Looking to get a bit closer to the water? You’ll find a six-lane boat launch on the shores of Cornet Bay, as well as seasonal kayak rentals and a single-lane dock on the edge of Bowman Bay.
Catch Me If You Can
If peanut butter and jelly simply aren’t in the lunchtime cards, fear not: a haven of specialty foods awaits in Coupeville 20 miles south. Stock your picnic basket with an assortment of wines, cheeses, and salamis from Bayleaf (101 N.W. Coveland Street), and save room for a few heaping scoops of Wolf Tracks at Kapaw’s Iskreme (21 Front Street N.E.). Come dinnertime, there’s no better place to be than the patio of The Oystercatcher, where a meal of local mussels and oysters comes with a view of Penn Cove (901 Grace Street N.W.).
But this weekend comes to an end on West Beach, the sand-and-pebble stretch to the west of Cranberry Lake. From your cozy seat on a piece of driftwood, you’ll watch the sun go down over the Olympics and Puget Sound—and perhaps begin planning your next long weekend.
A Few Notes

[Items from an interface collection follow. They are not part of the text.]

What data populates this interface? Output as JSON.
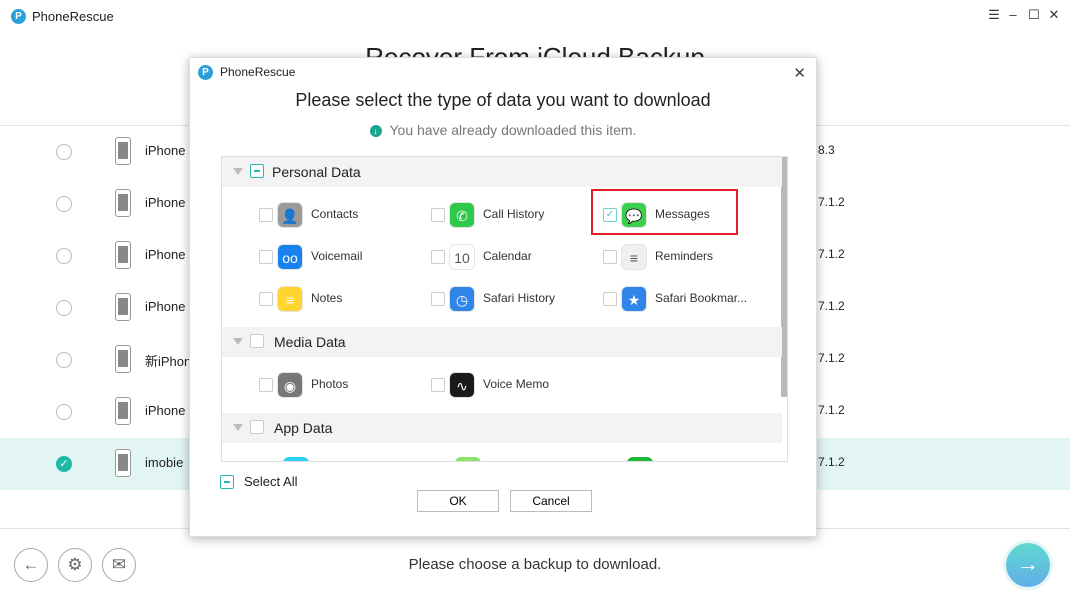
{
  "app": {
    "title": "PhoneRescue",
    "logo": "P",
    "page_title": "Recover From iCloud Backup"
  },
  "window_controls": {
    "menu": "☰",
    "minimize": "–",
    "maximize": "☐",
    "close": "✕"
  },
  "backups": [
    {
      "name": "iPhone",
      "version": "8.3",
      "selected": false
    },
    {
      "name": "iPhone",
      "version": "7.1.2",
      "selected": false
    },
    {
      "name": "iPhone",
      "version": "7.1.2",
      "selected": false
    },
    {
      "name": "iPhone",
      "version": "7.1.2",
      "selected": false
    },
    {
      "name": "新iPhone",
      "version": "7.1.2",
      "selected": false
    },
    {
      "name": "iPhone",
      "version": "7.1.2",
      "selected": false
    },
    {
      "name": "imobie",
      "version": "7.1.2",
      "selected": true
    }
  ],
  "footer": {
    "status": "Please choose a backup to download.",
    "back": "←",
    "settings": "⚙",
    "mail": "✉",
    "next": "→"
  },
  "dialog": {
    "title": "PhoneRescue",
    "close": "✕",
    "heading": "Please select the type of data you want to download",
    "note": "You have already downloaded this item.",
    "groups": [
      {
        "label": "Personal Data",
        "state": "partial",
        "items": [
          {
            "label": "Contacts",
            "checked": false,
            "icon": "contacts-icon",
            "glyph": "👤",
            "color": "#9a9a9a"
          },
          {
            "label": "Call History",
            "checked": false,
            "icon": "phone-icon",
            "glyph": "✆",
            "color": "#2ec84a"
          },
          {
            "label": "Messages",
            "checked": true,
            "icon": "messages-icon",
            "glyph": "💬",
            "color": "#3ccf4e"
          },
          {
            "label": "Voicemail",
            "checked": false,
            "icon": "voicemail-icon",
            "glyph": "oo",
            "color": "#1a82f0"
          },
          {
            "label": "Calendar",
            "checked": false,
            "icon": "calendar-icon",
            "glyph": "10",
            "color": "#ffffff"
          },
          {
            "label": "Reminders",
            "checked": false,
            "icon": "reminders-icon",
            "glyph": "≡",
            "color": "#f0f0f0"
          },
          {
            "label": "Notes",
            "checked": false,
            "icon": "notes-icon",
            "glyph": "≡",
            "color": "#ffd52e"
          },
          {
            "label": "Safari History",
            "checked": false,
            "icon": "safari-history-icon",
            "glyph": "◷",
            "color": "#2f86e8"
          },
          {
            "label": "Safari Bookmar...",
            "checked": false,
            "icon": "safari-bookmark-icon",
            "glyph": "★",
            "color": "#2f86e8"
          }
        ]
      },
      {
        "label": "Media Data",
        "state": "unchecked",
        "items": [
          {
            "label": "Photos",
            "checked": false,
            "icon": "camera-icon",
            "glyph": "◉",
            "color": "#777777"
          },
          {
            "label": "Voice Memo",
            "checked": false,
            "icon": "voice-memo-icon",
            "glyph": "∿",
            "color": "#1a1a1a"
          }
        ]
      },
      {
        "label": "App Data",
        "state": "unchecked"
      }
    ],
    "select_all": "Select All",
    "ok": "OK",
    "cancel": "Cancel"
  },
  "colors": {
    "accent": "#1fb9a5",
    "highlight": "#e32029",
    "selected_row": "#e2f5f3"
  }
}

In 1866, the federal government set aside the land surrounding Deception Pass as a military reservation. So, what does that mean? Jets from Naval Air Station Whidbey Island occasionally fly over the park’s campgrounds, creating noisy—but nonetheless cool—conditions.
Are you not an enthusiastic camper? Make an advance reservation for the two-person Ben Ure Cabin on Ben Ure Island, which is accessible only by beachable, human-powered watercraft. You’ll have a full kitchen, electric heat and lights, a queen-size futon, and a deck that overlooks the water.
In search of something fancier? Book a spa treatment and a room with a view at The Inn at Langley, where guests are treated to wood-burning fireplaces, jetted bathtubs, and balconies that overlook the Saratoga Passage.
TITLE: Deception Pass and Mt. Baker | FRIDAY: The view from the Port Townsend-Coupeville ferry; looking west from the Deception Pass Bridge; the view of North Beach from the bridge | SATURDAY: The Bluff Trail at Ebey’s Landing; the forest around North Beach; the view of the Deception Pass Bridge from North Beach; a sunset on North Beach | SUNDAY: West Beach; Deception Pass and Mt. Baker.
[…] A relaxing vacation on an island in Washington […]
Great article. I am not a camper but if I was, I would rather be in an area not so concentrated with people. Camping should be “rustic” not neighborly. We were lucky enough to live on Whidbey Island for 4 years. Of course, my husband was Navy. These were the best 4 years of our lives. Our children had a great time there also. If given the chance to go back and make a permanent home in Oak Harbor, I would be foolish not to go! God knew what he was doing when he created Whidbey Island.
Thanks for visiting us!
Great summary of your weekend. Whidbey Island is magical.